Whatever the result of these tortuous meetings, which must end at some point, the public has made clear its views during the past week and more. People are absolutely fed up at the sight of well-paid politicians endlessly discussing issues which should have been settled long ago.
The politicians may claim that these situations are much more difficult than outsiders realise, but politics ought to be the art of the possible, and our public representatives have been less than inspiring in recent times.
While credit must be given to them for at least staying the course up to now, people are anxious to move on. There are so many urgent issues to be tackled, and so little time to address them.
The cuts in public spending which have been outlined already — and the prospect of yet more to come — should concentrate minds on the real challenges facing us in employment, health, education and other subjects which are important to every citizen, whatever his or her political opinions and cultural background. There are no simple answers to many of these issues, and that is all the more reason why our politicians should knuckle down to business and make up for lost time.
The past week has not only been frustrating for the public, but also embarrassing because the Prime Minister and Taoiseach have been obliged yet again to help us settle our differences.

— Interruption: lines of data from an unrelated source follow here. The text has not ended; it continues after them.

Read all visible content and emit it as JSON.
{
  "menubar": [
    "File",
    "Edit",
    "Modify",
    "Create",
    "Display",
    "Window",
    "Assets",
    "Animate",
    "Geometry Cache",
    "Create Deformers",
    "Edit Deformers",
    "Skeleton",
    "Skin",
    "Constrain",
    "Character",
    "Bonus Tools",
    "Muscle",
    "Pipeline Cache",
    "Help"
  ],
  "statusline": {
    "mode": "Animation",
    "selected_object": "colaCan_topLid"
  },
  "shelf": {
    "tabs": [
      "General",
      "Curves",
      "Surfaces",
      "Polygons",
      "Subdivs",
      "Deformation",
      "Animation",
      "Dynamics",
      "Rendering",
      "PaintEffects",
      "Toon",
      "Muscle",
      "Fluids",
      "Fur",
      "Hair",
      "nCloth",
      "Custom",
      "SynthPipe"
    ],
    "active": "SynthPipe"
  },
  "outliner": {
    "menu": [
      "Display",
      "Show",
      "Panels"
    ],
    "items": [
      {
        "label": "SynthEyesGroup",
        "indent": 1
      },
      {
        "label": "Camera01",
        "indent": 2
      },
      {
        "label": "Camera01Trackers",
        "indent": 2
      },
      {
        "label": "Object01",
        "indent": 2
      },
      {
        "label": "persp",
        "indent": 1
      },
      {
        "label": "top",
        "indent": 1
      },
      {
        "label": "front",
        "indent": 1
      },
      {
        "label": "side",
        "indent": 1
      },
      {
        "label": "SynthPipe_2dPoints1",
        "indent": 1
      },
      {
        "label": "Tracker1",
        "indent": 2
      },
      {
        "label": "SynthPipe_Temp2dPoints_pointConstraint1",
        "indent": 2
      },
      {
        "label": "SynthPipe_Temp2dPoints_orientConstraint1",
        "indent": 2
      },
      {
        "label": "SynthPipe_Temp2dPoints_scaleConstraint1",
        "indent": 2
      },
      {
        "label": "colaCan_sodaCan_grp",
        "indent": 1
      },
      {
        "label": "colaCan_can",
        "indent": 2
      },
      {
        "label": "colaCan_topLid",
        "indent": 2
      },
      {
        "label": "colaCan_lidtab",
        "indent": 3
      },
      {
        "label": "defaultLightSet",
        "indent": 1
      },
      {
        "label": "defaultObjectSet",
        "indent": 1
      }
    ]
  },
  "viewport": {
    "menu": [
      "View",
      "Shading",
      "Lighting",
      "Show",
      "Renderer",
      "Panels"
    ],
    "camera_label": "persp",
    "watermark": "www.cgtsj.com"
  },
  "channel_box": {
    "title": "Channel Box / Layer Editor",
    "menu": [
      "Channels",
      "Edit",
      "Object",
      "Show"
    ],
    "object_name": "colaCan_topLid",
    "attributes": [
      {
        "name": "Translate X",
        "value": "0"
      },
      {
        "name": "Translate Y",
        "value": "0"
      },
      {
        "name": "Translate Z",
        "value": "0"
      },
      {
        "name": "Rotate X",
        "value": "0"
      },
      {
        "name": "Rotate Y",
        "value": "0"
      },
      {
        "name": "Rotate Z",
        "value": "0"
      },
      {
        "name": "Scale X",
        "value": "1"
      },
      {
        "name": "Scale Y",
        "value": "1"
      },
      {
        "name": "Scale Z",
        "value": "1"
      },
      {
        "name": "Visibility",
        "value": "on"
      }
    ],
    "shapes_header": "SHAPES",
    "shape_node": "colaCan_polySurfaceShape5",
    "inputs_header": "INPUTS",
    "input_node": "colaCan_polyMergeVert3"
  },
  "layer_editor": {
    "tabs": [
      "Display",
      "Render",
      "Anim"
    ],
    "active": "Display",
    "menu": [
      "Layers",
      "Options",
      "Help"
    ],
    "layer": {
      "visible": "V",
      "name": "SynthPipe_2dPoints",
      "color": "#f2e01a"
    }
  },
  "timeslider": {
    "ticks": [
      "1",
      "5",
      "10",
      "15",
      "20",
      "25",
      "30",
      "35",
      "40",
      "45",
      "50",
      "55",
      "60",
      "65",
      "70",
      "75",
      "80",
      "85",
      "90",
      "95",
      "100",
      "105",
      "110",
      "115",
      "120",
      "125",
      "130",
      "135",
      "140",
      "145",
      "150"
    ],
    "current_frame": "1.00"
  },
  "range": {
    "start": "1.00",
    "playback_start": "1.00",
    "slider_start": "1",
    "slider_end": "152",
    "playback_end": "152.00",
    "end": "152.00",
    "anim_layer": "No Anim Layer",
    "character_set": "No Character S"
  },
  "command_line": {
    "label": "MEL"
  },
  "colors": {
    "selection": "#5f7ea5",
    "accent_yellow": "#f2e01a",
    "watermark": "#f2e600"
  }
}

Now is the time for our own politicians to demonstrate maturity and get on with the job.
Any failure to do so will not be forgiven.